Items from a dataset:
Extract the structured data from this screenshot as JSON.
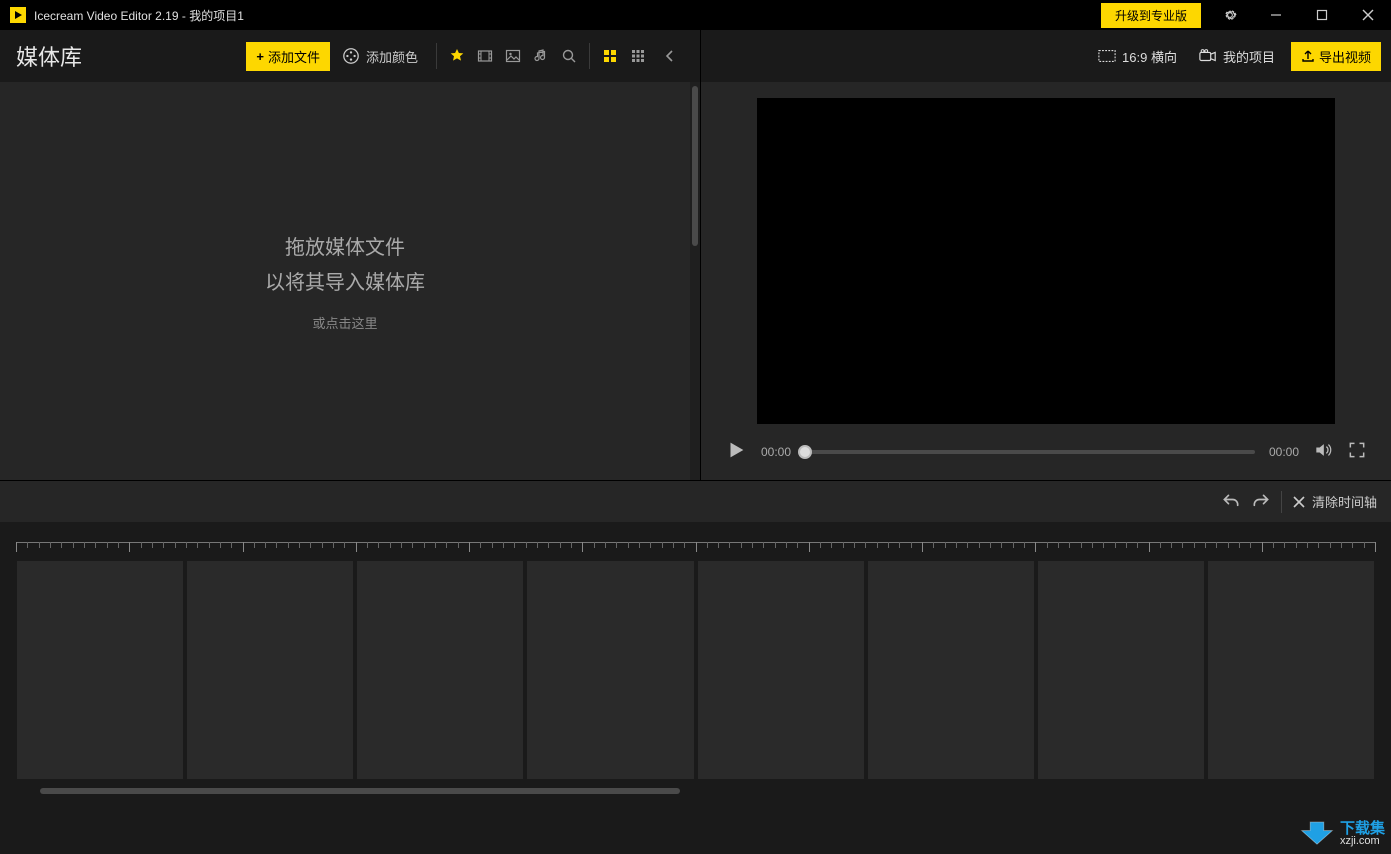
{
  "titlebar": {
    "app_title": "Icecream Video Editor 2.19  - 我的项目1",
    "upgrade_label": "升级到专业版"
  },
  "media": {
    "heading": "媒体库",
    "add_file_label": "添加文件",
    "add_color_label": "添加颜色",
    "drop_line1": "拖放媒体文件",
    "drop_line2": "以将其导入媒体库",
    "drop_line3": "或点击这里"
  },
  "preview": {
    "aspect_label": "16:9 横向",
    "project_label": "我的项目",
    "export_label": "导出视频",
    "time_current": "00:00",
    "time_total": "00:00"
  },
  "timeline": {
    "clear_label": "清除时间轴",
    "slot_count": 8
  },
  "watermark": {
    "name": "下载集",
    "url": "xzji.com"
  }
}
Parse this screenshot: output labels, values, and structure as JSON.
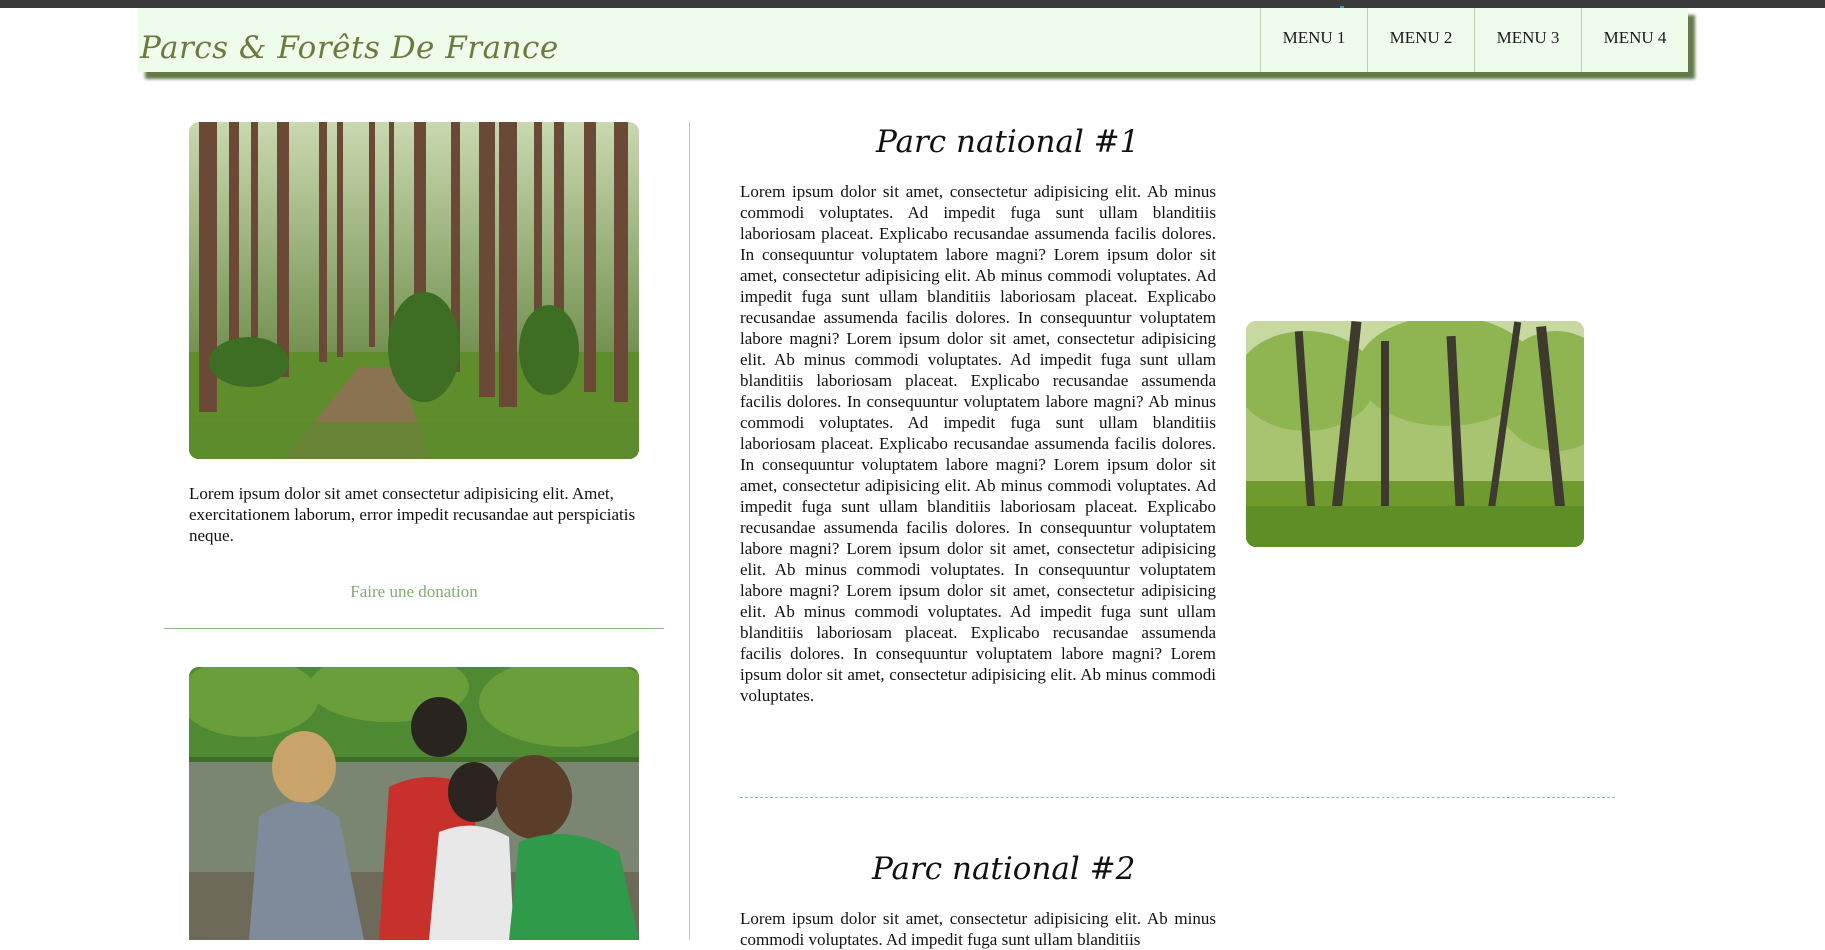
{
  "header": {
    "logo": "Parcs & Forêts De France",
    "menu": [
      "MENU 1",
      "MENU 2",
      "MENU 3",
      "MENU 4"
    ]
  },
  "sidebar": {
    "text": "Lorem ipsum dolor sit amet consectetur adipisicing elit. Amet, exercitationem laborum, error impedit recusandae aut perspiciatis neque.",
    "donate_label": "Faire une donation"
  },
  "parks": [
    {
      "title": "Parc national #1",
      "text": "Lorem ipsum dolor sit amet, consectetur adipisicing elit. Ab minus commodi voluptates. Ad impedit fuga sunt ullam blanditiis laboriosam placeat. Explicabo recusandae assumenda facilis dolores. In consequuntur voluptatem labore magni? Lorem ipsum dolor sit amet, consectetur adipisicing elit. Ab minus commodi voluptates. Ad impedit fuga sunt ullam blanditiis laboriosam placeat. Explicabo recusandae assumenda facilis dolores. In consequuntur voluptatem labore magni? Lorem ipsum dolor sit amet, consectetur adipisicing elit. Ab minus commodi voluptates. Ad impedit fuga sunt ullam blanditiis laboriosam placeat. Explicabo recusandae assumenda facilis dolores. In consequuntur voluptatem labore magni? Ab minus commodi voluptates. Ad impedit fuga sunt ullam blanditiis laboriosam placeat. Explicabo recusandae assumenda facilis dolores. In consequuntur voluptatem labore magni? Lorem ipsum dolor sit amet, consectetur adipisicing elit. Ab minus commodi voluptates. Ad impedit fuga sunt ullam blanditiis laboriosam placeat. Explicabo recusandae assumenda facilis dolores. In consequuntur voluptatem labore magni? Lorem ipsum dolor sit amet, consectetur adipisicing elit. Ab minus commodi voluptates. In consequuntur voluptatem labore magni? Lorem ipsum dolor sit amet, consectetur adipisicing elit. Ab minus commodi voluptates. Ad impedit fuga sunt ullam blanditiis laboriosam placeat. Explicabo recusandae assumenda facilis dolores. In consequuntur voluptatem labore magni? Lorem ipsum dolor sit amet, consectetur adipisicing elit. Ab minus commodi voluptates."
    },
    {
      "title": "Parc national #2",
      "text": "Lorem ipsum dolor sit amet, consectetur adipisicing elit. Ab minus commodi voluptates. Ad impedit fuga sunt ullam blanditiis"
    }
  ],
  "colors": {
    "header_bg": "#eefcec",
    "header_shadow": "#647a4a",
    "logo": "#6c7a3d",
    "donate_link": "#7fae6f",
    "divider": "#8fb98a"
  }
}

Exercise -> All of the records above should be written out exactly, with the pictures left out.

Response ->
Extract the structured data from this screenshot as JSON.
{
  "titlebar": {
    "app_title": "Icecream Video Editor 2.19  - 我的项目1",
    "upgrade_label": "升级到专业版"
  },
  "media": {
    "heading": "媒体库",
    "add_file_label": "添加文件",
    "add_color_label": "添加颜色",
    "drop_line1": "拖放媒体文件",
    "drop_line2": "以将其导入媒体库",
    "drop_line3": "或点击这里"
  },
  "preview": {
    "aspect_label": "16:9 横向",
    "project_label": "我的项目",
    "export_label": "导出视频",
    "time_current": "00:00",
    "time_total": "00:00"
  },
  "timeline": {
    "clear_label": "清除时间轴",
    "slot_count": 8
  },
  "watermark": {
    "name": "下载集",
    "url": "xzji.com"
  }
}
Parse this screenshot: output labels, values, and structure as JSON.
{
  "header": {
    "logo": "Parcs & Forêts De France",
    "menu": [
      "MENU 1",
      "MENU 2",
      "MENU 3",
      "MENU 4"
    ]
  },
  "sidebar": {
    "text": "Lorem ipsum dolor sit amet consectetur adipisicing elit. Amet, exercitationem laborum, error impedit recusandae aut perspiciatis neque.",
    "donate_label": "Faire une donation"
  },
  "parks": [
    {
      "title": "Parc national #1",
      "text": "Lorem ipsum dolor sit amet, consectetur adipisicing elit. Ab minus commodi voluptates. Ad impedit fuga sunt ullam blanditiis laboriosam placeat. Explicabo recusandae assumenda facilis dolores. In consequuntur voluptatem labore magni? Lorem ipsum dolor sit amet, consectetur adipisicing elit. Ab minus commodi voluptates. Ad impedit fuga sunt ullam blanditiis laboriosam placeat. Explicabo recusandae assumenda facilis dolores. In consequuntur voluptatem labore magni? Lorem ipsum dolor sit amet, consectetur adipisicing elit. Ab minus commodi voluptates. Ad impedit fuga sunt ullam blanditiis laboriosam placeat. Explicabo recusandae assumenda facilis dolores. In consequuntur voluptatem labore magni? Ab minus commodi voluptates. Ad impedit fuga sunt ullam blanditiis laboriosam placeat. Explicabo recusandae assumenda facilis dolores. In consequuntur voluptatem labore magni? Lorem ipsum dolor sit amet, consectetur adipisicing elit. Ab minus commodi voluptates. Ad impedit fuga sunt ullam blanditiis laboriosam placeat. Explicabo recusandae assumenda facilis dolores. In consequuntur voluptatem labore magni? Lorem ipsum dolor sit amet, consectetur adipisicing elit. Ab minus commodi voluptates. In consequuntur voluptatem labore magni? Lorem ipsum dolor sit amet, consectetur adipisicing elit. Ab minus commodi voluptates. Ad impedit fuga sunt ullam blanditiis laboriosam placeat. Explicabo recusandae assumenda facilis dolores. In consequuntur voluptatem labore magni? Lorem ipsum dolor sit amet, consectetur adipisicing elit. Ab minus commodi voluptates."
    },
    {
      "title": "Parc national #2",
      "text": "Lorem ipsum dolor sit amet, consectetur adipisicing elit. Ab minus commodi voluptates. Ad impedit fuga sunt ullam blanditiis"
    }
  ],
  "colors": {
    "header_bg": "#eefcec",
    "header_shadow": "#647a4a",
    "logo": "#6c7a3d",
    "donate_link": "#7fae6f",
    "divider": "#8fb98a"
  }
}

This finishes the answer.